2. They think the government can just prioritize its debts
This is the pseudo-wonky argument used by conservative groups like the Heritage Foundation. The idea, basically, is that the United States can make interest payments to foreign creditors and write Social Security checks, while delaying other payments until Congress comes to an agreement on the budget.
"There's always revenue coming into the Treasury, certainly enough revenue to pay interest," says Rep. Justin Amash (R-Mich.). "Democrats have a different definition of 'default' than what we understand it to be. What I hear from them is, 'If you're not paying everything on time that's a default.' And that's not the traditionally understood definition."
The problem is that it has never been tried before. Indeed, nobody is even sure it's legal. Furthermore, prioritizing debt involves huge logistical challenges. The Washington Post's Brad Plumer explains:

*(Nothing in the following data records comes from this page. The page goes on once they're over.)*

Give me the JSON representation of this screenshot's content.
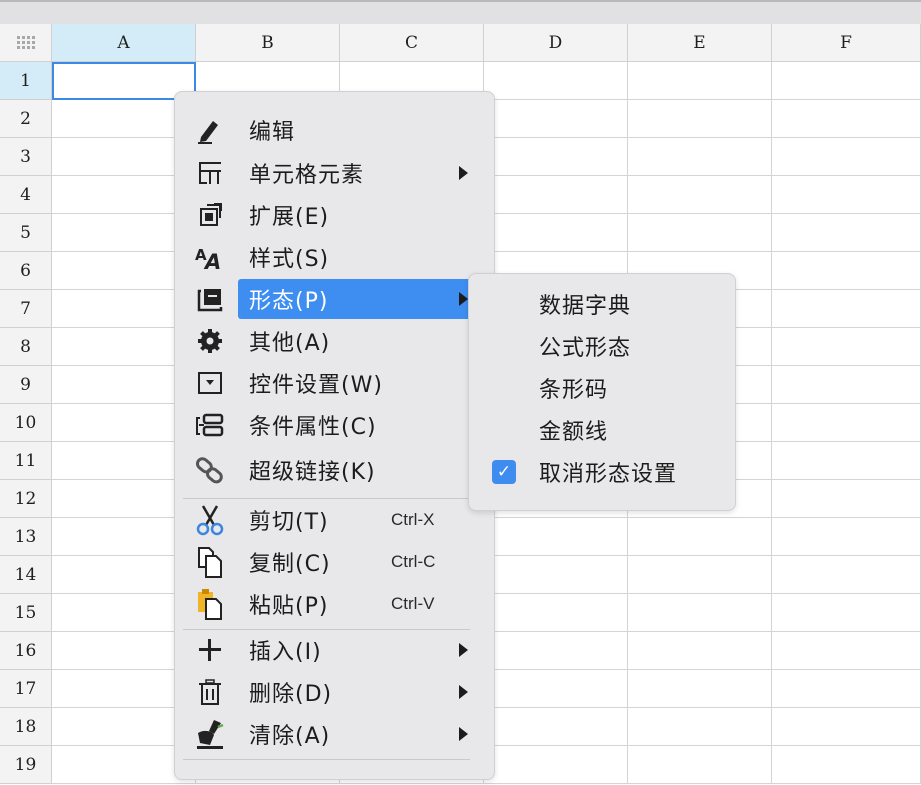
{
  "spreadsheet": {
    "columns": [
      "A",
      "B",
      "C",
      "D",
      "E",
      "F"
    ],
    "rows": [
      "1",
      "2",
      "3",
      "4",
      "5",
      "6",
      "7",
      "8",
      "9",
      "10",
      "11",
      "12",
      "13",
      "14",
      "15",
      "16",
      "17",
      "18",
      "19"
    ],
    "selected_cell": "A1"
  },
  "context_menu": {
    "items": [
      {
        "label": "编辑",
        "icon": "pencil-icon"
      },
      {
        "label": "单元格元素",
        "icon": "cell-element-icon",
        "submenu": true
      },
      {
        "label": "扩展(E)",
        "icon": "expand-icon"
      },
      {
        "label": "样式(S)",
        "icon": "style-icon"
      },
      {
        "label": "形态(P)",
        "icon": "form-icon",
        "submenu": true,
        "highlighted": true
      },
      {
        "label": "其他(A)",
        "icon": "gear-icon"
      },
      {
        "label": "控件设置(W)",
        "icon": "widget-icon"
      },
      {
        "label": "条件属性(C)",
        "icon": "condition-icon"
      },
      {
        "label": "超级链接(K)",
        "icon": "link-icon"
      },
      {
        "label": "剪切(T)",
        "icon": "cut-icon",
        "shortcut": "Ctrl-X"
      },
      {
        "label": "复制(C)",
        "icon": "copy-icon",
        "shortcut": "Ctrl-C"
      },
      {
        "label": "粘贴(P)",
        "icon": "paste-icon",
        "shortcut": "Ctrl-V"
      },
      {
        "label": "插入(I)",
        "icon": "plus-icon",
        "submenu": true
      },
      {
        "label": "删除(D)",
        "icon": "trash-icon",
        "submenu": true
      },
      {
        "label": "清除(A)",
        "icon": "eraser-icon",
        "submenu": true
      }
    ]
  },
  "form_submenu": {
    "items": [
      {
        "label": "数据字典",
        "checked": false
      },
      {
        "label": "公式形态",
        "checked": false
      },
      {
        "label": "条形码",
        "checked": false
      },
      {
        "label": "金额线",
        "checked": false
      },
      {
        "label": "取消形态设置",
        "checked": true
      }
    ],
    "check_mark": "✓"
  },
  "colors": {
    "highlight": "#3e8ef1",
    "selection_border": "#3b8ae6",
    "header_selected": "#d3ecf8"
  }
}
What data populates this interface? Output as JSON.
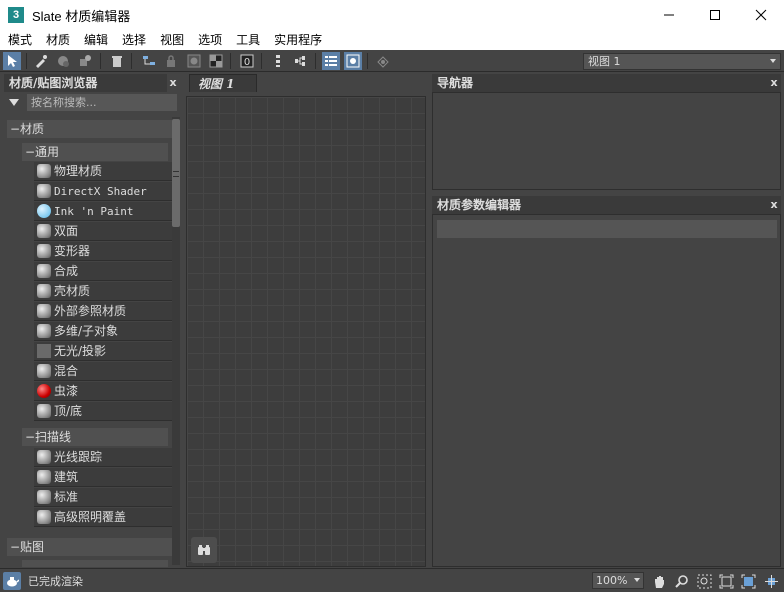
{
  "window": {
    "app_icon": "3",
    "title": "Slate 材质编辑器"
  },
  "menu": [
    "模式",
    "材质",
    "编辑",
    "选择",
    "视图",
    "选项",
    "工具",
    "实用程序"
  ],
  "toolbar": {
    "view_select": "视图 1",
    "active_tool": "select-arrow"
  },
  "browser": {
    "title": "材质/贴图浏览器",
    "search_placeholder": "按名称搜索...",
    "materials_group": "材质",
    "general_group": "通用",
    "general_items": [
      "物理材质",
      "DirectX Shader",
      "Ink 'n Paint",
      "双面",
      "变形器",
      "合成",
      "壳材质",
      "外部参照材质",
      "多维/子对象",
      "无光/投影",
      "混合",
      "虫漆",
      "顶/底"
    ],
    "scanline_group": "扫描线",
    "scanline_items": [
      "光线跟踪",
      "建筑",
      "标准",
      "高级照明覆盖"
    ],
    "maps_group": "贴图"
  },
  "viewport": {
    "tab_label": "视图 1"
  },
  "navigator": {
    "title": "导航器"
  },
  "param_editor": {
    "title": "材质参数编辑器"
  },
  "status": {
    "text": "已完成渲染",
    "zoom": "100%"
  },
  "colors": {
    "accent": "#5b7fa6",
    "panel_bg": "#444444",
    "header_bg": "#3a3a3a",
    "shellac_red": "#cc0000",
    "ink_paint_blue": "#7cc8ee"
  }
}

When everything is running smoothly, the Treasury Department typically receives around two million invoices a day from various agencies… The Treasury's computers make sure the figures are correct and then authorize the payment. This is all done automatically, dozens of times per second.

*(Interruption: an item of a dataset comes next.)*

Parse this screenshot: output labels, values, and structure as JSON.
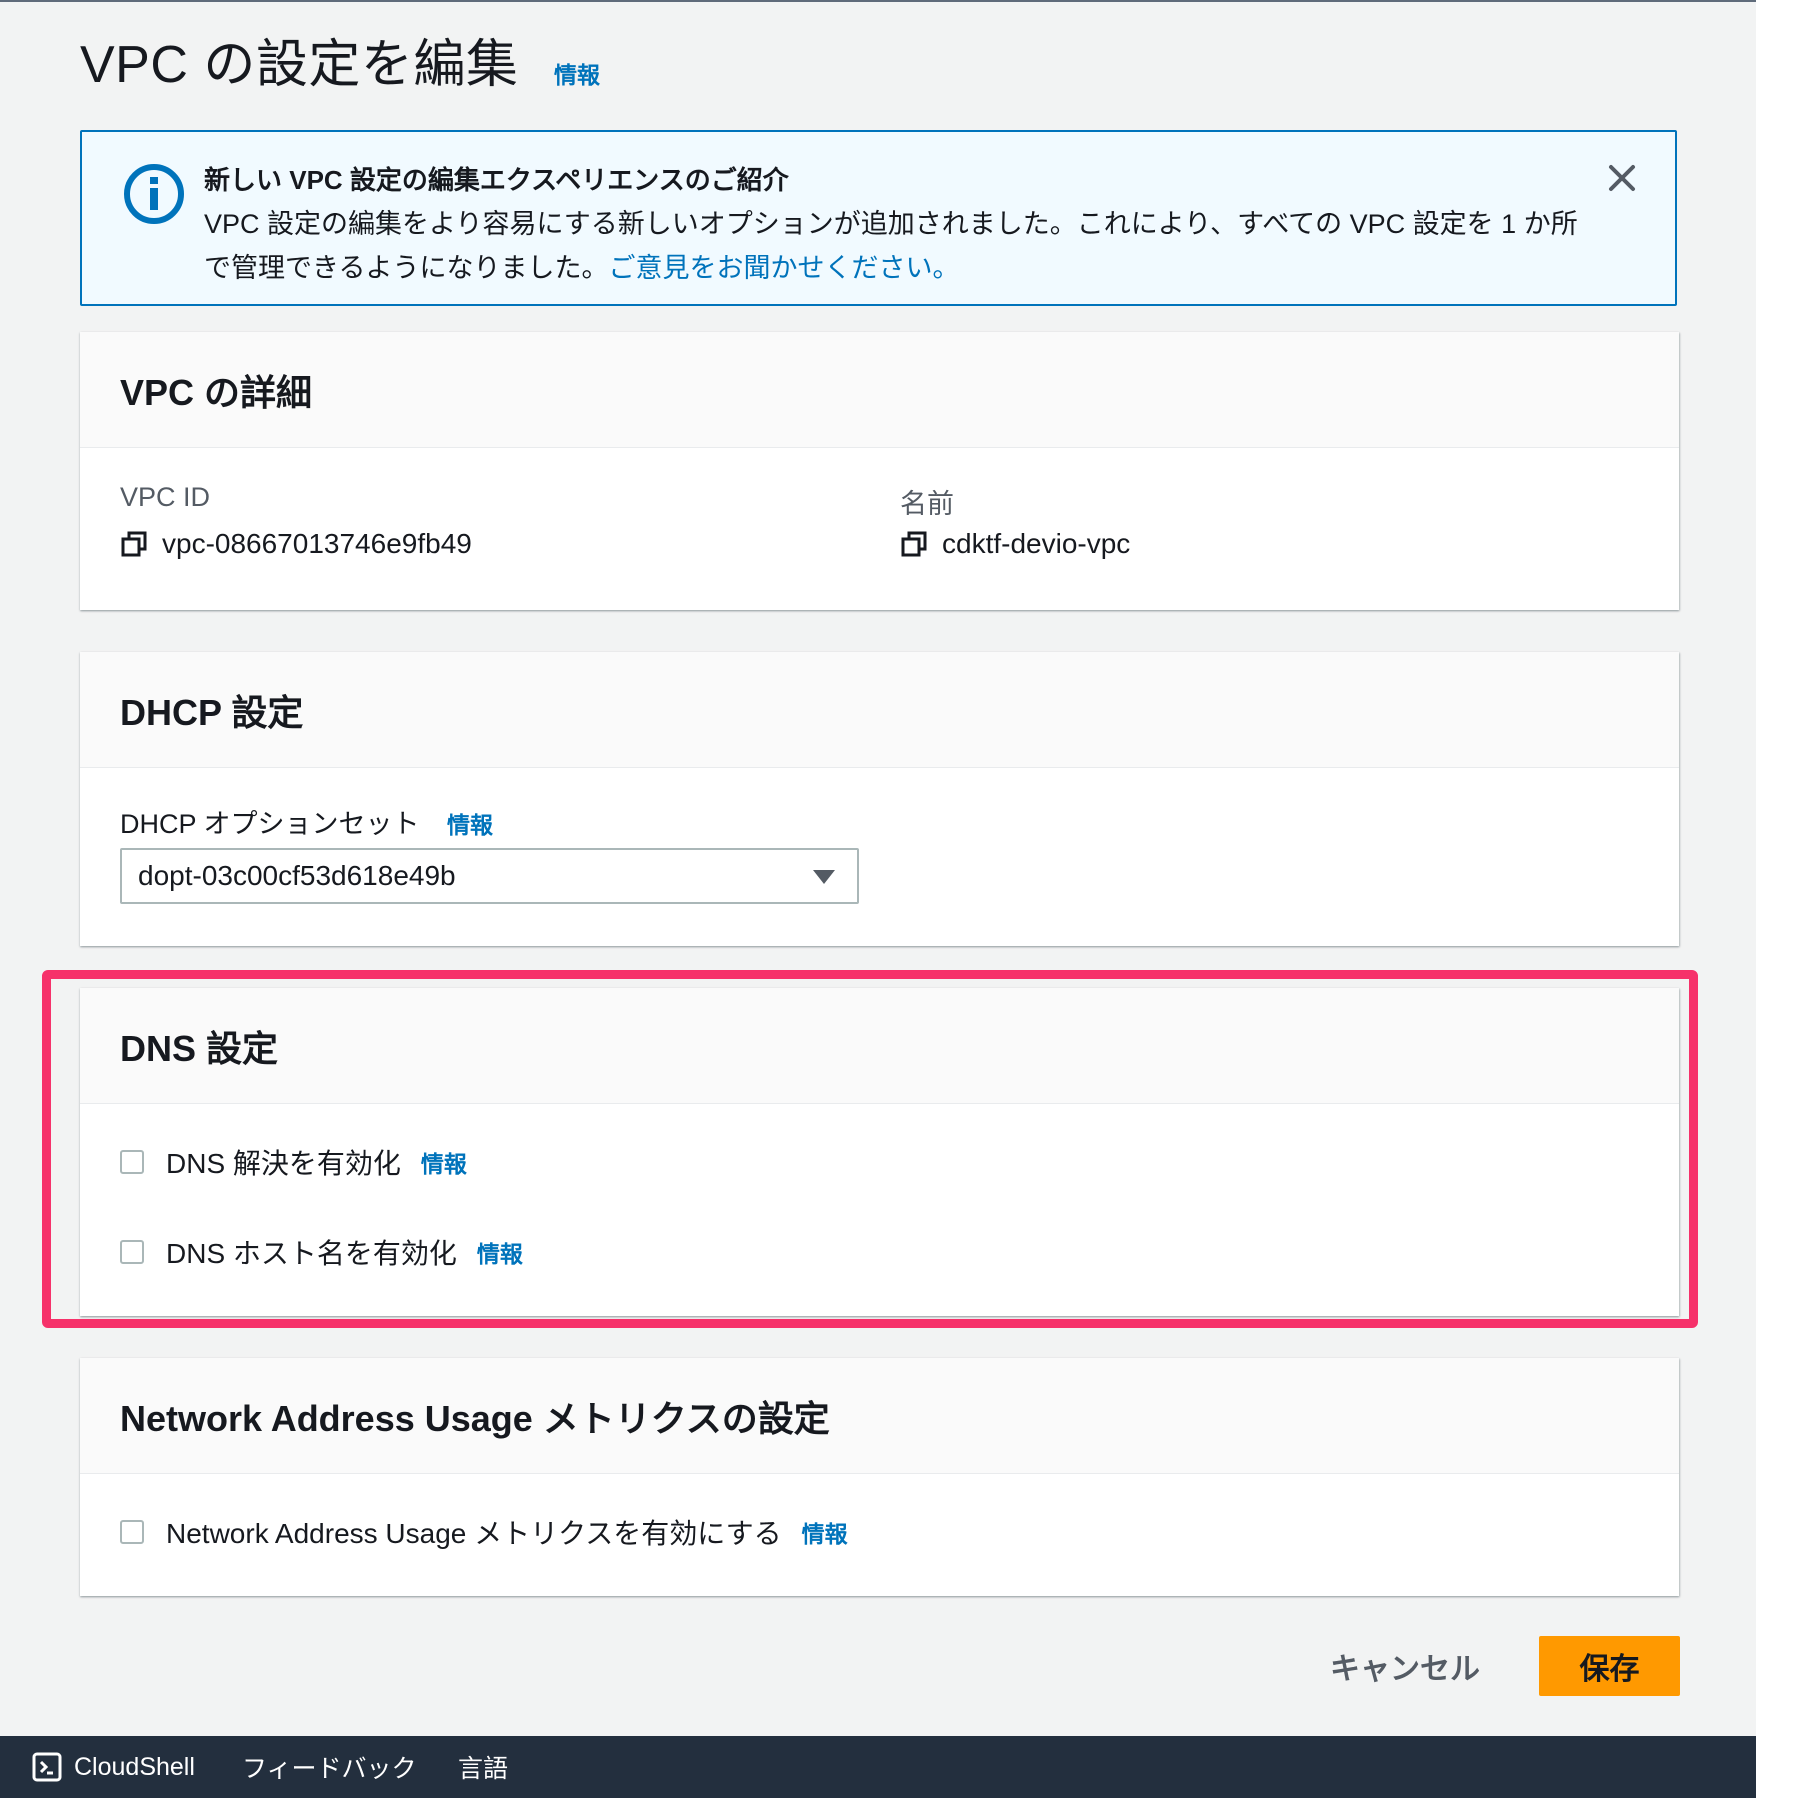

The Treasury Department maintains that it has no ability to pick and choose which bills to pay if it's short of cash… Under this view, if Congress fails to lift the debt ceiling, the U.S. government will only have money to cover about 65 percent of its bills. Some payments will simply fail to clear. [Washington Post]

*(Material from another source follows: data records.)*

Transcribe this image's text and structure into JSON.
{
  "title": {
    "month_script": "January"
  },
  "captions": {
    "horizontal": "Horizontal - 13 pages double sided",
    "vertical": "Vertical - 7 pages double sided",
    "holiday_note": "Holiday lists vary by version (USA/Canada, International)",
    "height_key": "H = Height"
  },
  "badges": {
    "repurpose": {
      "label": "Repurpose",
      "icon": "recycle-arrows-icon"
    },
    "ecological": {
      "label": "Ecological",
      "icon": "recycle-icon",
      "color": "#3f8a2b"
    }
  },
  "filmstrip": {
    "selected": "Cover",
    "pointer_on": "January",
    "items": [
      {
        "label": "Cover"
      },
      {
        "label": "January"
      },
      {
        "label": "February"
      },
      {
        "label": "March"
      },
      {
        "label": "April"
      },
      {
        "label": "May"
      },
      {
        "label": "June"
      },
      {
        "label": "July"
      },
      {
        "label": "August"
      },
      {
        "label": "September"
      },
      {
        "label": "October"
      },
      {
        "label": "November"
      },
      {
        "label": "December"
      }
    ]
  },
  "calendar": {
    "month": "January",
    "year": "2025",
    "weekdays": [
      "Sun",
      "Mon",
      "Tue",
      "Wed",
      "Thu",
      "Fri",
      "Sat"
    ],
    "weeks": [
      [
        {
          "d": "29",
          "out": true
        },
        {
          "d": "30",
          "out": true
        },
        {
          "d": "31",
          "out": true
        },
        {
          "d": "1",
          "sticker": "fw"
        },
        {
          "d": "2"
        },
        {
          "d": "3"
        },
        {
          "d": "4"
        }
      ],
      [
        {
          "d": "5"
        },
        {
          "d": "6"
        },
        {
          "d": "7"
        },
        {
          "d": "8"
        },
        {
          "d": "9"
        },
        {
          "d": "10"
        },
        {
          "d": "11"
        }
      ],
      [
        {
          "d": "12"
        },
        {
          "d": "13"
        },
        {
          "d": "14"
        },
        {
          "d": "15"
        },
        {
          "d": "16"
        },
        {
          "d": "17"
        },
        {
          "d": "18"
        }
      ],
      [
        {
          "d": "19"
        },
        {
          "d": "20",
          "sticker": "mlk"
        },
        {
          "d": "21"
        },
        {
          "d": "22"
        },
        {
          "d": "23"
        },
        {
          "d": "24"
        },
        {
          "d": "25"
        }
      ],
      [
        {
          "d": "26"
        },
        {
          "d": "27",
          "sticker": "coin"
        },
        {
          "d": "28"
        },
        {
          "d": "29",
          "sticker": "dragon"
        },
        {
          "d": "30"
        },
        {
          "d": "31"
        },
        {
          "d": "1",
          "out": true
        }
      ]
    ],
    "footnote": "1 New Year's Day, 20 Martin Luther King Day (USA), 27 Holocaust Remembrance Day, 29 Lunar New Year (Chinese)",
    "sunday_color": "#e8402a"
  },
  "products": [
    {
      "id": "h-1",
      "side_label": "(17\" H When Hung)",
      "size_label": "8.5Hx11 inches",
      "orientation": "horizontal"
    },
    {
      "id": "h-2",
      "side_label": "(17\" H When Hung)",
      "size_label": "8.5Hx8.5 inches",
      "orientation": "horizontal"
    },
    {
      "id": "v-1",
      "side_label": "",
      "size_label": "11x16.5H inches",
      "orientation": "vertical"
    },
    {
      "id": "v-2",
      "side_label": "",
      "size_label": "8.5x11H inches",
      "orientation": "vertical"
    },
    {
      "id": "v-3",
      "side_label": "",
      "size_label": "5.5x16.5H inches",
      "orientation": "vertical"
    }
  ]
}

Finally, how bond markets react to a breach of the debt ceiling is entirely out of the Treasury's hands. If bondholders like China decide to dump U.S. Treasuries as if they're high-risk bonds, no one can stop them from doing so — which would result in a massive spike in U.S. interest rate payments, as well as the unraveling of a global financial system that is tied to the U.S. bond market.
3. They think Democrats will cave
Obama has explicitly told Republicans that he isn't willing to negotiate on the debt ceiling.
Yet there are still some Republicans who think the president will do just that. "The public awakening to what is happening here is going to ultimately compel the Democrats to negotiate and compromise," Rep. Tom McClintock (R-Calif.) told National Review on Tuesday — after two weeks of polls that steadily show a strong majority of voters blaming the GOP for the shutdown debacle.
The GOP's insistence that it is "winning" the argument bears all the hallmarks of the conservative echo chamber that surrounded the 2012 election, which left Republicans shocked when Obama won a second term over Mitt Romney. They might be equally surprised when the mid-October deadline hits and the White House hasn't repealed ObamaCare.
Still, at least there is some precedent to back this theory: Obama did allow Republicans to use the debt ceiling as leverage in budget negotiations in 2011, which resulted in the much-maligned sequester. Also, plenty of smart observers are arguing Obama will have to give the GOP something to help the party walk back from the ledge, even though it will likely be far more modest than what the Tea Party expects.
4. Wall Street isn't freaking out
During the financial crisis in 2008, when an intransigent Republican caucus helped scuttle a bill to rescue Wall Street, the Dow Jones tanked, leading then-Treasury Secretary Hank Paulson to literally beg on his knees for Democratic support from Speaker Nancy Pelosi (D-Calif.).
In the debt ceiling crisis of 2013, however, markets have been eerily calm, putting no pressure on Republicans to soften their stance.
The reason is that investors don't believe Congress has grown so irresponsible that it would actually do such a monstrously self-destructive thing. And therein lies a big problem, says Andrew Ross Sorkin at The New York Times:
Here’s the perversity of Wall Street’s psychology: The more Wall Street is convinced that Washington will act rationally and raise the debt ceiling, most likely at the 11th hour, the less pressure there will be on lawmakers to reach an agreement. That will make it more likely a deal isn’t reached. [The New York Times]
If the big banks don't speak up, it could be their turn to get down on bended knee.